It has not been widely noticed but the Czech Republic takes over the EU presidency in January just at the time that Barack Obama is inaugurated in Washington. Vaclav Klaus, the Czech Republic president, is both a Euro and a climate change sceptic. So we can look forward to an intriguing role reversal, at least on the environment, as the man representing the supposedly progressive Europeans meets the leader of the supposedly reactionary Americans. Barack Obama has already pledged to invest $15bn a year in renewable energy, create 5m “green jobs” in the US and set a firm target for reducing emissions. Will the EU be able to keep up?
Yet the environment might be the exception. Now that liberal Europeans have got what they wanted with Obama’s election, some are starting to wonder if much is really going to change. One view is that, although George W Bush’s first term marked the high point of the neocons, Bush’s second term was rather different. In recent years European co-operation with Washington has improved and therefore the room for positive change is less than you might think. And, from what is known of Obama’s politics, there may be both opportunities and problems.
On trade policy, Obama may be less committed to reaching a global deal than the outgoing administration.

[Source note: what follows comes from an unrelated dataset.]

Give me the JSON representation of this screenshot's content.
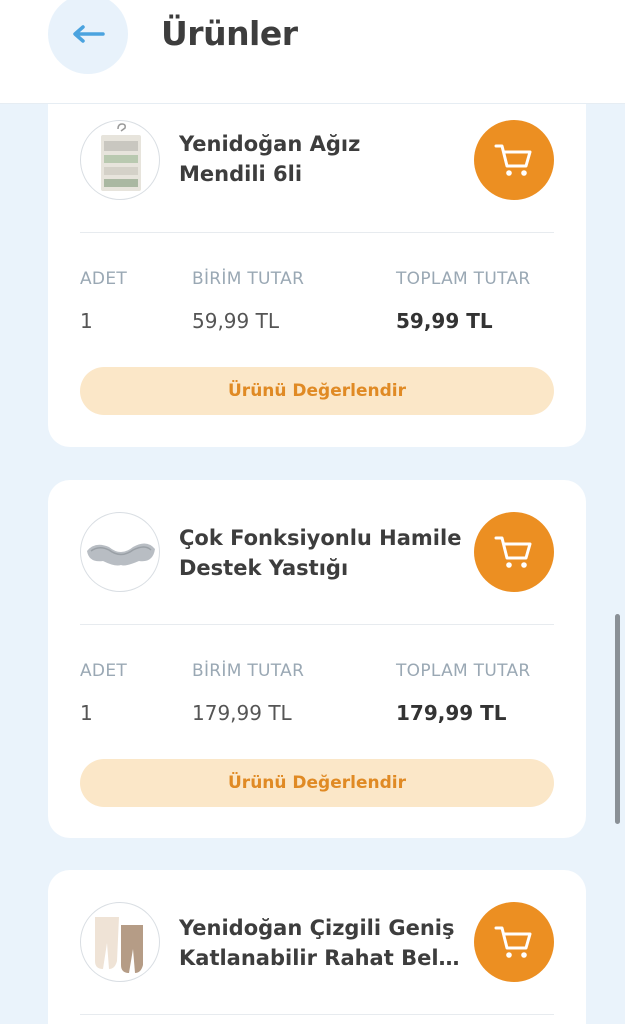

He is pretty certain to put countries such as Germany on the spot by asking for more troops for Afghanistan—or at least an end to the caveats that prevent troops operating on more dangerous missions.